Vitamin E
Vitamin E is a fat soluble vitamin that protects Vitamin A and essential fatty acids from oxidation in the body cells and prevents breakdown of body tissue. One half-cup serving of brown rice provides a trace of Vitamin E.

Rice provides a trace of calcium, which helps build bones and teeth and regulates body processes.

Phosphorus is very important for building bones and teeth and has a critical role in metabolism. One half-cup serving of cooked brown rice provides 8% of the U.S. Daily Value (DV) for phosphorus. And one half-cup serving of cooked white rice provides 3% of the U.S. Daily Value (DV) for phosphorus.

Potassium is essential for synthesis of proteins, for enzyme functions within cells, and for maintenance of the body's fluid balance. One half-cup serving of cooked brown rice provides 1% of the U.S. Daily Value (DV) for potassium. One half-cup of cooked white rice contains a trace of potassium.

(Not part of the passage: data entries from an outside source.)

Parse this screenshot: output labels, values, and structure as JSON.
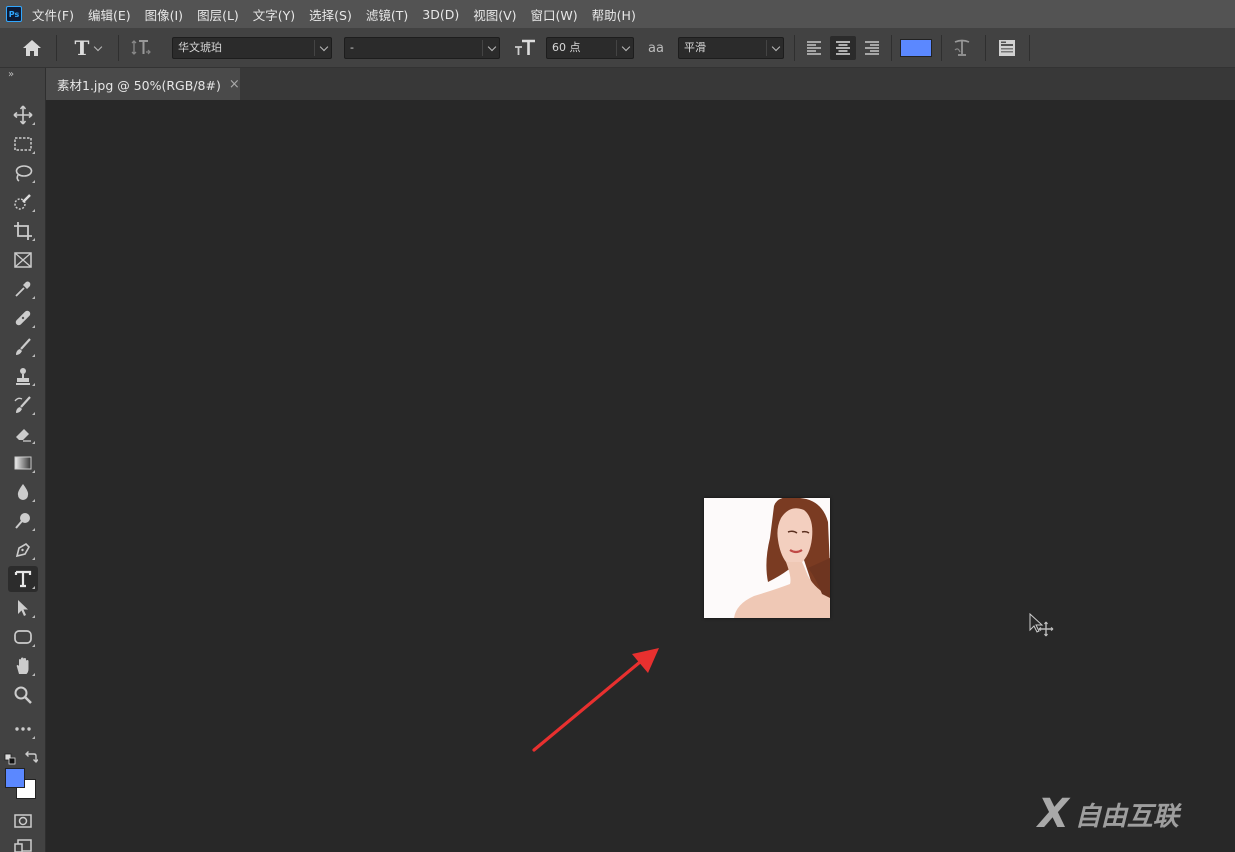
{
  "app": {
    "logo_text": "Ps"
  },
  "menu": [
    {
      "label": "文件(F)"
    },
    {
      "label": "编辑(E)"
    },
    {
      "label": "图像(I)"
    },
    {
      "label": "图层(L)"
    },
    {
      "label": "文字(Y)"
    },
    {
      "label": "选择(S)"
    },
    {
      "label": "滤镜(T)"
    },
    {
      "label": "3D(D)"
    },
    {
      "label": "视图(V)"
    },
    {
      "label": "窗口(W)"
    },
    {
      "label": "帮助(H)"
    }
  ],
  "options": {
    "tool_glyph": "T",
    "font_family": "华文琥珀",
    "font_style": "-",
    "font_size": "60 点",
    "aa_glyph": "aa",
    "antialias": "平滑",
    "text_color": "#5b88ff"
  },
  "document": {
    "tab_title": "素材1.jpg @ 50%(RGB/8#)",
    "close_glyph": "×"
  },
  "tools": {
    "active": "horizontal-type-tool",
    "foreground_color": "#5b88ff",
    "background_color": "#ffffff"
  },
  "annotation": {
    "arrow_color": "#e8302f"
  },
  "watermark": {
    "mark": "X",
    "text": "自由互联"
  }
}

Sodium helps maintain the fluid balance of the body and the normal function of nerves and muscles. Although sodium is needed for good health, most Americans consume much more than the necessary amount. Cereal grains such as rice are naturally low in sodium. In fact, white rice contains almost no sodium per half-cup serving. The sodium content of cooked rice is affected by the sodium ion content of the water used for cooking and the addition of salt during cooking or eating. Rice is an ideal food to include in sodium-restricted diets.